History is in the making in California with one of the biggest political battles over climate set for the state's mid-term elections this fall. The November ballot represents the Normandy Invasion equivalent for national climate legislation -- a historic battle whose outcome will likely have major impact on the future of efforts to curb greenhouse gas emissions.
In addition to electing a new governor in November, the more than 23 million elegible Californian voters will have the chance to cast a ballot on Proposition 23, an initiative designed to delay or nullify AB 32, the landmark climate legislation enacted in 2006 and considered to be a meaningful part of Governor Schwarzenegger legacy.
Widely regarded as the most aggressive on the planet, AB 32 calls for a host of GHG reduction measures, including the implementation of a cap and trade system by 2012. The Public Policy Institute of California predicts that more than $150 million will be spent trying to sway voters either way on AB 32, the most on any initiative in California's history.

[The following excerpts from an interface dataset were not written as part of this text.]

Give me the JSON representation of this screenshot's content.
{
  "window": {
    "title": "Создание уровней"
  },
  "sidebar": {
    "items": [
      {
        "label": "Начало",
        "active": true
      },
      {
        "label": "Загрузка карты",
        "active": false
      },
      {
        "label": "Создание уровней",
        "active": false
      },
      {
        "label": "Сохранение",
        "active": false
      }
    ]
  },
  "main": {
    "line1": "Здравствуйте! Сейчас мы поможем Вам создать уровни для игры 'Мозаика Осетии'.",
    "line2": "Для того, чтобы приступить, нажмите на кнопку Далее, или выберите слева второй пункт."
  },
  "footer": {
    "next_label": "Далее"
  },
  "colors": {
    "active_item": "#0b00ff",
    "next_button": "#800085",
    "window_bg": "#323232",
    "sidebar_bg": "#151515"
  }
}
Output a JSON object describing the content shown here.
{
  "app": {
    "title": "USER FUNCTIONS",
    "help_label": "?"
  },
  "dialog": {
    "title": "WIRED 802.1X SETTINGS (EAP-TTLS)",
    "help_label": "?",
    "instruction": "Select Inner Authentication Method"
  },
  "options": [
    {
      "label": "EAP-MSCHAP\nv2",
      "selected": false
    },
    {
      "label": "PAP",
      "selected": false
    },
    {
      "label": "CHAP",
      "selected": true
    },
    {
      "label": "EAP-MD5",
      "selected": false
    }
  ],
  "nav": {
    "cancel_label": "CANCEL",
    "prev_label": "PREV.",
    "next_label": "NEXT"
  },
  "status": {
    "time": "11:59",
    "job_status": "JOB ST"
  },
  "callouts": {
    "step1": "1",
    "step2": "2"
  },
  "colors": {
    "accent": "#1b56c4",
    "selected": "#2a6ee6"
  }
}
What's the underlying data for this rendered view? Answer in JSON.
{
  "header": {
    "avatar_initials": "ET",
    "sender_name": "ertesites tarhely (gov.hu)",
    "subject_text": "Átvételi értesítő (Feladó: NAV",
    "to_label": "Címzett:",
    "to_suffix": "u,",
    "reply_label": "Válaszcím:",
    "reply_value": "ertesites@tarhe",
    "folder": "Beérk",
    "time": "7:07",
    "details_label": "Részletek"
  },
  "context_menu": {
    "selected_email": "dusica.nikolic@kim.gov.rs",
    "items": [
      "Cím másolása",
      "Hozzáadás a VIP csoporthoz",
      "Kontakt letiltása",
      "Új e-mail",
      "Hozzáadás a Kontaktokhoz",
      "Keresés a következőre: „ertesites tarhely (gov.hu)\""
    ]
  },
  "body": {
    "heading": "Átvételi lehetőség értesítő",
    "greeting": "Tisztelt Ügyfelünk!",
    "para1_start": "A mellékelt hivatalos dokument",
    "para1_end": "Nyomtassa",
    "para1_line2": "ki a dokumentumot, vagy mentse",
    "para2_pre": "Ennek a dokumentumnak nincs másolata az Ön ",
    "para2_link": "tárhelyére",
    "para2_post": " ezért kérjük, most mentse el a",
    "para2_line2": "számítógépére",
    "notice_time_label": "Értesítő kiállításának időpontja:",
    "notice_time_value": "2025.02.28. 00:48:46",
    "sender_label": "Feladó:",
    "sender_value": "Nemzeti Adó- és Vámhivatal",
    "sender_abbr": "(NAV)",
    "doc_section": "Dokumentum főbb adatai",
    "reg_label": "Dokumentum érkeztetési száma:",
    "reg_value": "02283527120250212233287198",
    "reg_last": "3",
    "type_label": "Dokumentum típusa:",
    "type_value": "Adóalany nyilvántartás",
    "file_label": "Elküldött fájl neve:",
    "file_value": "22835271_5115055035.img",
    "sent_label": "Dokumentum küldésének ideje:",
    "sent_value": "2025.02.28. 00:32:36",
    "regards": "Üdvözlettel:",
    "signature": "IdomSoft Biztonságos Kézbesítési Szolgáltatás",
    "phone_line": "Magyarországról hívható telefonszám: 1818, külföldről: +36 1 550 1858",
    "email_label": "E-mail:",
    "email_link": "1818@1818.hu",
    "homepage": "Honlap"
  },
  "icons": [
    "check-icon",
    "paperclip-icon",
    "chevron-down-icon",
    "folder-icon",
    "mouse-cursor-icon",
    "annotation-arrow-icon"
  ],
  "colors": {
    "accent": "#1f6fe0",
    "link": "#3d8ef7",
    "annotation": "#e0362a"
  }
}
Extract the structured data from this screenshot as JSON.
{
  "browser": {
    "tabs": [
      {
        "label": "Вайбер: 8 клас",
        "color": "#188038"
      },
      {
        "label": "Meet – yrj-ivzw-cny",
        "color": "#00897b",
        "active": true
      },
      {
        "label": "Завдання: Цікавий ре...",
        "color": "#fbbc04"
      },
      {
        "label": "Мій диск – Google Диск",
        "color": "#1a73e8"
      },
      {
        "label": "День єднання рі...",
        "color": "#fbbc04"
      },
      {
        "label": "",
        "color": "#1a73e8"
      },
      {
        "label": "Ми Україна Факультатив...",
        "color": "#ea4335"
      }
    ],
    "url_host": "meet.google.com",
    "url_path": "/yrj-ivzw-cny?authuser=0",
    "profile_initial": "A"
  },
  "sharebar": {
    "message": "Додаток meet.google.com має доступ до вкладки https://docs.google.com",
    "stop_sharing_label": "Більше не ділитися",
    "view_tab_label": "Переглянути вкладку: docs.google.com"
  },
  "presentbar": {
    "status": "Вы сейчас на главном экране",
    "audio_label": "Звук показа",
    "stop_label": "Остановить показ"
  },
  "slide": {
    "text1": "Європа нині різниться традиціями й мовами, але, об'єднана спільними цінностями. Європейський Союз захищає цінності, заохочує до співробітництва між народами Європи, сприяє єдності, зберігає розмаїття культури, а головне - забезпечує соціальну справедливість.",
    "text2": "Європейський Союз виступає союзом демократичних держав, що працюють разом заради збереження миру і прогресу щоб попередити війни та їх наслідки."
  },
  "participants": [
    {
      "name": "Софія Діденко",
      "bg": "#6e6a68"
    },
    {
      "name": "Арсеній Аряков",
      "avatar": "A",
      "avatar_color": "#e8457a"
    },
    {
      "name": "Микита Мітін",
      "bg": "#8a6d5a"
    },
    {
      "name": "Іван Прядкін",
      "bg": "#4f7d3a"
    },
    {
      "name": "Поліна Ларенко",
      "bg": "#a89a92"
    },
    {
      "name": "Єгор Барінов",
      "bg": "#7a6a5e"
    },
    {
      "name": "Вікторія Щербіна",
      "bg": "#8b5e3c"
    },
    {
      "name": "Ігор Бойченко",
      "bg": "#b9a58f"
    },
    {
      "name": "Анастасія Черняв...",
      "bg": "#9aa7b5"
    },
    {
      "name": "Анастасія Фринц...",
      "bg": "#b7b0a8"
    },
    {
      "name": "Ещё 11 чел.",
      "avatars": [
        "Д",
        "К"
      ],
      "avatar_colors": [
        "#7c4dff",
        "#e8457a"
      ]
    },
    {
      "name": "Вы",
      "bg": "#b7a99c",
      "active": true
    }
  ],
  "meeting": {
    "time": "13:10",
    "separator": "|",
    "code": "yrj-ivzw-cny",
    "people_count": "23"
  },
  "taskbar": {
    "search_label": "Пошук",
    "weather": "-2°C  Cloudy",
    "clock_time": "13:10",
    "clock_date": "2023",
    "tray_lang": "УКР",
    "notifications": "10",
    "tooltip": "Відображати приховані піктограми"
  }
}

Meg Whitman, the Republican nominee for governor, has stated her intention to postpone AB 32 for one year if elected. Jerry Brown, her Democratic opponent, has been a strong supporter of climate change legislation.
Let's look at three possible scenarios California voters could choose come November:
1. Preservation of AB 32 and Election of Jerry Brown
Should voters choose to uphold AB 32 and also elect Brown, who has stated his opposition to outright suspension of the statute, California will move to implement cap and trade by 2012 -- with the potential to become the first state in the U.S. to put a price on carbon. This fast track approach will put California at odds with those preferring to stall or prevent action and with their federal representatives in Washington, who will surely seek legislation to either pre-empt or restrict California's plans.
Given the relatively broad support in Congress for climate legislation, as evidenced by the passage of Waxman-Markey, it is not likely that a federal response would terminate California's cap and trade plans without simultaneously establishing an alternative market-based approach.
In fact, given the divisiveness that has characterized the current session of Congress, it is hard to imagine collecting the 60 votes in the Senate required for a bill that would terminate an AB 32-driven California cap and trade plan. Consequently, should California continue with its plan to implement cap and trade by 2012, Congress will undoubtedly pass meaningful climate legislation by 2011, implementing a federal ruling to set a price on carbon by that time.
Next page: What if Meg Whitman wins, or AB 32 is vetoed?